Dataset rows for apps and sites:
((
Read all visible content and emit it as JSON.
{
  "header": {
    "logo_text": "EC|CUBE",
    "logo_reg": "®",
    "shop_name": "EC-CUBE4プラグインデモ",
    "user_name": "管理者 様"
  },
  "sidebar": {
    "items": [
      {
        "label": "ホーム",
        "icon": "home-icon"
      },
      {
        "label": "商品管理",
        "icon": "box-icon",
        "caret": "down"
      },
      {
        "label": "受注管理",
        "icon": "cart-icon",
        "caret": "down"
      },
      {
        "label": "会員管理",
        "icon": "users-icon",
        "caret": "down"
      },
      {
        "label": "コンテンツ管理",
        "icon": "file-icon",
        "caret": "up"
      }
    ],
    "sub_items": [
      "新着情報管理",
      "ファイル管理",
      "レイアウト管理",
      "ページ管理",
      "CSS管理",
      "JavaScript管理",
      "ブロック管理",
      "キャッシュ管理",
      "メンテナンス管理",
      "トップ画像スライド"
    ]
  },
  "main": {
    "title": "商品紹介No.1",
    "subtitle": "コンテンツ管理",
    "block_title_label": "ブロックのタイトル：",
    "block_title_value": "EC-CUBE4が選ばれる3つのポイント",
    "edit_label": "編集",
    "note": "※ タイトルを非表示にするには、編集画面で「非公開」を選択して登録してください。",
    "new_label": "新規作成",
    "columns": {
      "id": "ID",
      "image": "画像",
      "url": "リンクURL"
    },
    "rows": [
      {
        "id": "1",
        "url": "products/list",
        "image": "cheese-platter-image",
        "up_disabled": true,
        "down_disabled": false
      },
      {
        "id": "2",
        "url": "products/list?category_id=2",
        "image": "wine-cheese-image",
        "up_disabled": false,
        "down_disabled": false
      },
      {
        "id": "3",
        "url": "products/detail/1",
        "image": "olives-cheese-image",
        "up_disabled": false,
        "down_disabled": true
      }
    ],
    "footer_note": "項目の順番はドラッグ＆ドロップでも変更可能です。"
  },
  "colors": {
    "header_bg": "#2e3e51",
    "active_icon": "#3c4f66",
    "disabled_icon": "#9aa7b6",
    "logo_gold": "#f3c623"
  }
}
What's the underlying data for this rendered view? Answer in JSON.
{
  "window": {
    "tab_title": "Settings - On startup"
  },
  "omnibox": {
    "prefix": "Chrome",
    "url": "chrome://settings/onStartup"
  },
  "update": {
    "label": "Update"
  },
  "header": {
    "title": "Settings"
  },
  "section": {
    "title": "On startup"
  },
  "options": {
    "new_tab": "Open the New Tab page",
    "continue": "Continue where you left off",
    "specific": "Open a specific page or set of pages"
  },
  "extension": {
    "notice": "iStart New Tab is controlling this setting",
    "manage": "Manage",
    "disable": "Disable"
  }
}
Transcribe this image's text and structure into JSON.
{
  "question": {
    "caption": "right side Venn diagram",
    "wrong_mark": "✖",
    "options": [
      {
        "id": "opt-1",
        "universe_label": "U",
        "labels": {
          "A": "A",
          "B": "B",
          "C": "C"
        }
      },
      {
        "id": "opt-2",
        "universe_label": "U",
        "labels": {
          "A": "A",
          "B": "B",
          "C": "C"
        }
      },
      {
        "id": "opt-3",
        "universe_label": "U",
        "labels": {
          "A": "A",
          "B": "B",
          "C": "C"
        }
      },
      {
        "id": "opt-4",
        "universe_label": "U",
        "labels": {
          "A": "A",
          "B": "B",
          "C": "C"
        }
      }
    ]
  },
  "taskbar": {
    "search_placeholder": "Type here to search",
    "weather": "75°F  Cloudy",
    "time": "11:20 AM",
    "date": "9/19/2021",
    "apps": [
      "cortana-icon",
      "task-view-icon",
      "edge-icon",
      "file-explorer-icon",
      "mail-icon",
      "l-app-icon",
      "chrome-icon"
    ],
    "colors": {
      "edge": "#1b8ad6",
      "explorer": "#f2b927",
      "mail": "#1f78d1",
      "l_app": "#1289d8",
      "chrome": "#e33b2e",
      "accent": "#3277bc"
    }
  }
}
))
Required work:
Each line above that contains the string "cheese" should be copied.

Answer for the task:
        "image": "cheese-platter-image",
        "image": "wine-cheese-image",
        "image": "olives-cheese-image",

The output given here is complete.